#### [About this exercise]
Among the entries below, only the lines from the one with "Transcribe this image's" through the one with "Extract the structured" are to be retyped, exactly and without pictures.

#### [Task inputs]
---+---
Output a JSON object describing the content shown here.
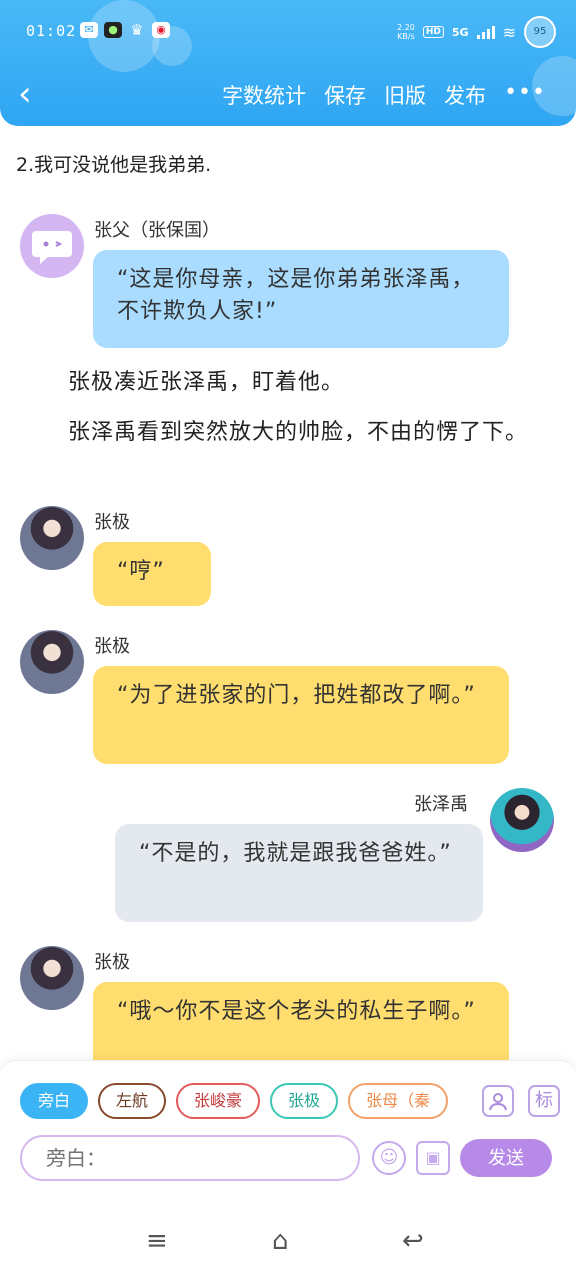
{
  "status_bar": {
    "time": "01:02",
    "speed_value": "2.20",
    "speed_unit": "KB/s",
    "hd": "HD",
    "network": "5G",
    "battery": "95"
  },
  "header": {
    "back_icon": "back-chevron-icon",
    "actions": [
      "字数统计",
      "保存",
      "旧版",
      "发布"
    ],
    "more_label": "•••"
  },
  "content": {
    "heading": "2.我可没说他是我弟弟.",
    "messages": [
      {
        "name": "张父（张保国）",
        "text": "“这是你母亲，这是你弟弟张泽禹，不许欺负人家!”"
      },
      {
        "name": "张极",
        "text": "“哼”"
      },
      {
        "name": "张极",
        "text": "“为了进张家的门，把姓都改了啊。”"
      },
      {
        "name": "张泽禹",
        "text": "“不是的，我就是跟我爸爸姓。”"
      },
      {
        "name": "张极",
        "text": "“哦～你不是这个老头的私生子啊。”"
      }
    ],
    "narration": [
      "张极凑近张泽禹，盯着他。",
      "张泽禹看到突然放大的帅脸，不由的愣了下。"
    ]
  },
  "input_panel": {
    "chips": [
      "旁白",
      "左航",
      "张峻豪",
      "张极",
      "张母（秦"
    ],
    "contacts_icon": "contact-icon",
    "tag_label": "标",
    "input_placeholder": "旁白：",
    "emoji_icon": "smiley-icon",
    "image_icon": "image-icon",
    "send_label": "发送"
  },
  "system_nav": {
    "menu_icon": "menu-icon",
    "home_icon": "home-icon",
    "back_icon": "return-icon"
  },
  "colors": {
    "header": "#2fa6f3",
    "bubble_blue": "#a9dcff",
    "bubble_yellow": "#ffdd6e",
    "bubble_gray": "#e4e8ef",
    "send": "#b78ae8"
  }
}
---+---
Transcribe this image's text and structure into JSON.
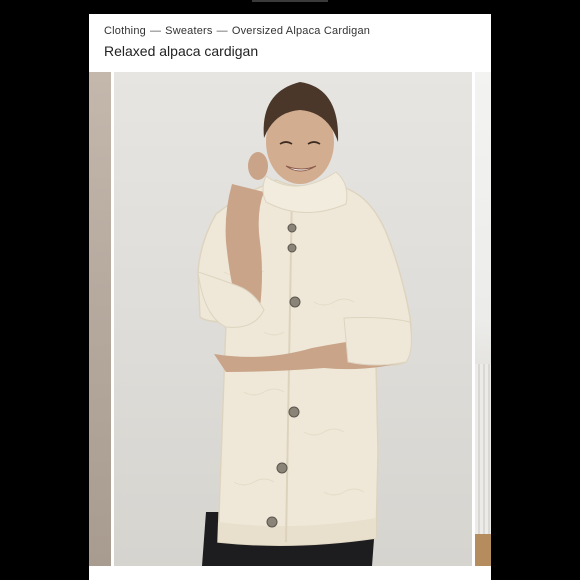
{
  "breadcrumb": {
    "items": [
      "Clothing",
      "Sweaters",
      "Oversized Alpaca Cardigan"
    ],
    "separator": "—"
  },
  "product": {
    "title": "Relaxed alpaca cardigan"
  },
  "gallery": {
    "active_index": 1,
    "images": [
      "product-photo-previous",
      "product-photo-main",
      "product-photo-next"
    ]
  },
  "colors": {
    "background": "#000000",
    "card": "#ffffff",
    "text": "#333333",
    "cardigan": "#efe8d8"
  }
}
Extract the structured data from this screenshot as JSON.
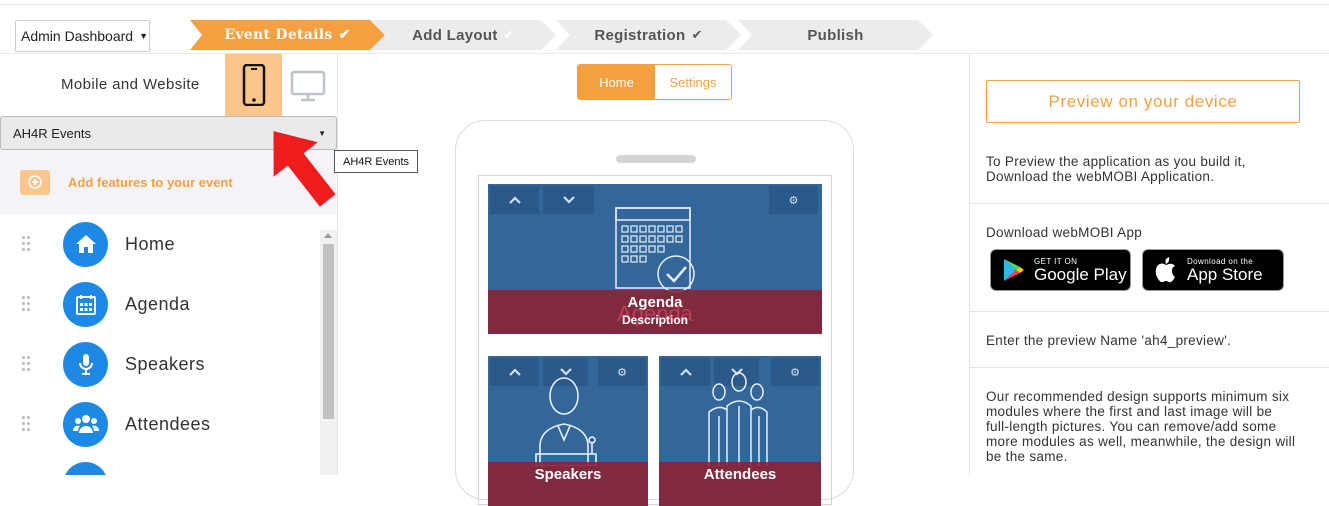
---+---
#### [Written solution]
Transcribe this image's text and structure into JSON.
{
  "breadcrumb": {
    "items": [
      "Clothing",
      "Sweaters",
      "Oversized Alpaca Cardigan"
    ],
    "separator": "—"
  },
  "product": {
    "title": "Relaxed alpaca cardigan"
  },
  "gallery": {
    "active_index": 1,
    "images": [
      "product-photo-previous",
      "product-photo-main",
      "product-photo-next"
    ]
  },
  "colors": {
    "background": "#000000",
    "card": "#ffffff",
    "text": "#333333",
    "cardigan": "#efe8d8"
  }
}
Extract the structured data from this screenshot as JSON.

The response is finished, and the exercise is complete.